# TASK TO COMPLETE
Set down the records that follow exactly and completely.

Element data from apps and pages

——————————

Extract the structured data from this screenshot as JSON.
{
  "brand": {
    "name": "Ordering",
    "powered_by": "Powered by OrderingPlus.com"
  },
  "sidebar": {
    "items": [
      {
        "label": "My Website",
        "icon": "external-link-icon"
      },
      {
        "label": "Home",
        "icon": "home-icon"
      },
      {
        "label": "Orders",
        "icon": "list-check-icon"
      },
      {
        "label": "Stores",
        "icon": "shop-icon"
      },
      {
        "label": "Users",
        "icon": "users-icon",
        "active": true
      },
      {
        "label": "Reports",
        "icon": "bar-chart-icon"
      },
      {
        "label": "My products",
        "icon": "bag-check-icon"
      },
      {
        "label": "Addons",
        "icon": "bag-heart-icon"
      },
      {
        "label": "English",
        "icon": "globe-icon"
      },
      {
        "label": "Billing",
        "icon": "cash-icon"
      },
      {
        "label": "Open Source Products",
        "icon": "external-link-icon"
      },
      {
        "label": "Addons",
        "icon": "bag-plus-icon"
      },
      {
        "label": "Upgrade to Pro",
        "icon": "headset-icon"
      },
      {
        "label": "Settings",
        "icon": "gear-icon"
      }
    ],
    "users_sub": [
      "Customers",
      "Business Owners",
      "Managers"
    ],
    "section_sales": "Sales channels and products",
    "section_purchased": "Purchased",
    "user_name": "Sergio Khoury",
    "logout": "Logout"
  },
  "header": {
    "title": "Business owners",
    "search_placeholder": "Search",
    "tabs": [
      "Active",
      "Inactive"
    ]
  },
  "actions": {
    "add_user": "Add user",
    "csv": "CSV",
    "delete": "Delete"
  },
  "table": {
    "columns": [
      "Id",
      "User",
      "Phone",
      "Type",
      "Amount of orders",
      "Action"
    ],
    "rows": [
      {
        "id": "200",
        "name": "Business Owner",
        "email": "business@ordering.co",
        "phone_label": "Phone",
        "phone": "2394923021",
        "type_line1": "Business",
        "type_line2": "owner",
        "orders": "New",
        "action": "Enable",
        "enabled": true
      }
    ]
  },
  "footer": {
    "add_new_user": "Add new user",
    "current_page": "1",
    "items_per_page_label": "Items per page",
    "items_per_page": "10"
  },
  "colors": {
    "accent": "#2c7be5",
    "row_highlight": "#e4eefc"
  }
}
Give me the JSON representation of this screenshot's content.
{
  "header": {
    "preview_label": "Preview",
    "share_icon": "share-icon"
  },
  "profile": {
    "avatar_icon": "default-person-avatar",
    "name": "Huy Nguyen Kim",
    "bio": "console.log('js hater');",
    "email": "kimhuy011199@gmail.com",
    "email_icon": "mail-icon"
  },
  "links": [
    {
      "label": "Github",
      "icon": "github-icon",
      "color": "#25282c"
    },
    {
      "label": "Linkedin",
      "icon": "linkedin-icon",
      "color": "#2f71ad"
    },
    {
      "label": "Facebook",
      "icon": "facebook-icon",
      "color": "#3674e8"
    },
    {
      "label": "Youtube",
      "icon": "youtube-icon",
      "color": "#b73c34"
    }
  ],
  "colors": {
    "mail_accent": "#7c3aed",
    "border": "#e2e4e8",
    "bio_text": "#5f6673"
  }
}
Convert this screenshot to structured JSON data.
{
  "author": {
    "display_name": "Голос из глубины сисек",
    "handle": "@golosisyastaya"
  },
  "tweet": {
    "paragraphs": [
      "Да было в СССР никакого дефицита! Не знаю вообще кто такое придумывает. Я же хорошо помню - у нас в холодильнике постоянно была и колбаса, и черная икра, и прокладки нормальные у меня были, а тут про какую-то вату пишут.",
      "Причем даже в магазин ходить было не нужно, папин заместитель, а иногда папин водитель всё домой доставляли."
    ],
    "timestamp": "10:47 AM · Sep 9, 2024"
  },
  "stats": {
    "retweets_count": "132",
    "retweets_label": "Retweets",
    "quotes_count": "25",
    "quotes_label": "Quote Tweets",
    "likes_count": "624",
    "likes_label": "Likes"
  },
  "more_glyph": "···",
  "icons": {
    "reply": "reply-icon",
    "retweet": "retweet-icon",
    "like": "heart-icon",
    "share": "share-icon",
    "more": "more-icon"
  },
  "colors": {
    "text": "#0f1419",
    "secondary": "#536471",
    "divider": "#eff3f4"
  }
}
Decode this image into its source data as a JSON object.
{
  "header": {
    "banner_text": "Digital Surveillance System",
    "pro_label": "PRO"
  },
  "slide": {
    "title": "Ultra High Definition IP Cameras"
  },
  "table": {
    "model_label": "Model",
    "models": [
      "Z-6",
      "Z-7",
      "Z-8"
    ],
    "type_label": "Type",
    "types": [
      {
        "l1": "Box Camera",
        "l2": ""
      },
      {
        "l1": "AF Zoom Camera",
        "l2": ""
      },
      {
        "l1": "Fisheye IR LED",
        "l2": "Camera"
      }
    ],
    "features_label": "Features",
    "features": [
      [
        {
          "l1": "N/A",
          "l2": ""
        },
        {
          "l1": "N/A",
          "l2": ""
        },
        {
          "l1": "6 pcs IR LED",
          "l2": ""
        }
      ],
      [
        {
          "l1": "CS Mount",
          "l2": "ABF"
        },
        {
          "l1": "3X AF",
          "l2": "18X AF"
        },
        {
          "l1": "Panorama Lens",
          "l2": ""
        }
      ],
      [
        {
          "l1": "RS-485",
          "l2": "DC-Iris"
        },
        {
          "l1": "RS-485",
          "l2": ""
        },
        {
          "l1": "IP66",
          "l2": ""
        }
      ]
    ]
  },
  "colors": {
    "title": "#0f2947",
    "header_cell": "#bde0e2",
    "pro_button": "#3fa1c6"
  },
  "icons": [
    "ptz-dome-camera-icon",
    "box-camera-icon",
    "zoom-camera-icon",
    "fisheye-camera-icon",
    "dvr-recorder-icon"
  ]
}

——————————

# EXERCISE OUTPUT
Extract the structured data from this screenshot as JSON.
{
  "brand": {
    "name": "Ordering",
    "powered_by": "Powered by OrderingPlus.com"
  },
  "sidebar": {
    "items": [
      {
        "label": "My Website",
        "icon": "external-link-icon"
      },
      {
        "label": "Home",
        "icon": "home-icon"
      },
      {
        "label": "Orders",
        "icon": "list-check-icon"
      },
      {
        "label": "Stores",
        "icon": "shop-icon"
      },
      {
        "label": "Users",
        "icon": "users-icon",
        "active": true
      },
      {
        "label": "Reports",
        "icon": "bar-chart-icon"
      },
      {
        "label": "My products",
        "icon": "bag-check-icon"
      },
      {
        "label": "Addons",
        "icon": "bag-heart-icon"
      },
      {
        "label": "English",
        "icon": "globe-icon"
      },
      {
        "label": "Billing",
        "icon": "cash-icon"
      },
      {
        "label": "Open Source Products",
        "icon": "external-link-icon"
      },
      {
        "label": "Addons",
        "icon": "bag-plus-icon"
      },
      {
        "label": "Upgrade to Pro",
        "icon": "headset-icon"
      },
      {
        "label": "Settings",
        "icon": "gear-icon"
      }
    ],
    "users_sub": [
      "Customers",
      "Business Owners",
      "Managers"
    ],
    "section_sales": "Sales channels and products",
    "section_purchased": "Purchased",
    "user_name": "Sergio Khoury",
    "logout": "Logout"
  },
  "header": {
    "title": "Business owners",
    "search_placeholder": "Search",
    "tabs": [
      "Active",
      "Inactive"
    ]
  },
  "actions": {
    "add_user": "Add user",
    "csv": "CSV",
    "delete": "Delete"
  },
  "table": {
    "columns": [
      "Id",
      "User",
      "Phone",
      "Type",
      "Amount of orders",
      "Action"
    ],
    "rows": [
      {
        "id": "200",
        "name": "Business Owner",
        "email": "business@ordering.co",
        "phone_label": "Phone",
        "phone": "2394923021",
        "type_line1": "Business",
        "type_line2": "owner",
        "orders": "New",
        "action": "Enable",
        "enabled": true
      }
    ]
  },
  "footer": {
    "add_new_user": "Add new user",
    "current_page": "1",
    "items_per_page_label": "Items per page",
    "items_per_page": "10"
  },
  "colors": {
    "accent": "#2c7be5",
    "row_highlight": "#e4eefc"
  }
}
Give me the JSON representation of this screenshot's content.
{
  "header": {
    "preview_label": "Preview",
    "share_icon": "share-icon"
  },
  "profile": {
    "avatar_icon": "default-person-avatar",
    "name": "Huy Nguyen Kim",
    "bio": "console.log('js hater');",
    "email": "kimhuy011199@gmail.com",
    "email_icon": "mail-icon"
  },
  "links": [
    {
      "label": "Github",
      "icon": "github-icon",
      "color": "#25282c"
    },
    {
      "label": "Linkedin",
      "icon": "linkedin-icon",
      "color": "#2f71ad"
    },
    {
      "label": "Facebook",
      "icon": "facebook-icon",
      "color": "#3674e8"
    },
    {
      "label": "Youtube",
      "icon": "youtube-icon",
      "color": "#b73c34"
    }
  ],
  "colors": {
    "mail_accent": "#7c3aed",
    "border": "#e2e4e8",
    "bio_text": "#5f6673"
  }
}
Convert this screenshot to structured JSON data.
{
  "author": {
    "display_name": "Голос из глубины сисек",
    "handle": "@golosisyastaya"
  },
  "tweet": {
    "paragraphs": [
      "Да было в СССР никакого дефицита! Не знаю вообще кто такое придумывает. Я же хорошо помню - у нас в холодильнике постоянно была и колбаса, и черная икра, и прокладки нормальные у меня были, а тут про какую-то вату пишут.",
      "Причем даже в магазин ходить было не нужно, папин заместитель, а иногда папин водитель всё домой доставляли."
    ],
    "timestamp": "10:47 AM · Sep 9, 2024"
  },
  "stats": {
    "retweets_count": "132",
    "retweets_label": "Retweets",
    "quotes_count": "25",
    "quotes_label": "Quote Tweets",
    "likes_count": "624",
    "likes_label": "Likes"
  },
  "more_glyph": "···",
  "icons": {
    "reply": "reply-icon",
    "retweet": "retweet-icon",
    "like": "heart-icon",
    "share": "share-icon",
    "more": "more-icon"
  },
  "colors": {
    "text": "#0f1419",
    "secondary": "#536471",
    "divider": "#eff3f4"
  }
}
Decode this image into its source data as a JSON object.
{
  "header": {
    "banner_text": "Digital Surveillance System",
    "pro_label": "PRO"
  },
  "slide": {
    "title": "Ultra High Definition IP Cameras"
  },
  "table": {
    "model_label": "Model",
    "models": [
      "Z-6",
      "Z-7",
      "Z-8"
    ],
    "type_label": "Type",
    "types": [
      {
        "l1": "Box Camera",
        "l2": ""
      },
      {
        "l1": "AF Zoom Camera",
        "l2": ""
      },
      {
        "l1": "Fisheye IR LED",
        "l2": "Camera"
      }
    ],
    "features_label": "Features",
    "features": [
      [
        {
          "l1": "N/A",
          "l2": ""
        },
        {
          "l1": "N/A",
          "l2": ""
        },
        {
          "l1": "6 pcs IR LED",
          "l2": ""
        }
      ],
      [
        {
          "l1": "CS Mount",
          "l2": "ABF"
        },
        {
          "l1": "3X AF",
          "l2": "18X AF"
        },
        {
          "l1": "Panorama Lens",
          "l2": ""
        }
      ],
      [
        {
          "l1": "RS-485",
          "l2": "DC-Iris"
        },
        {
          "l1": "RS-485",
          "l2": ""
        },
        {
          "l1": "IP66",
          "l2": ""
        }
      ]
    ]
  },
  "colors": {
    "title": "#0f2947",
    "header_cell": "#bde0e2",
    "pro_button": "#3fa1c6"
  },
  "icons": [
    "ptz-dome-camera-icon",
    "box-camera-icon",
    "zoom-camera-icon",
    "fisheye-camera-icon",
    "dvr-recorder-icon"
  ]
}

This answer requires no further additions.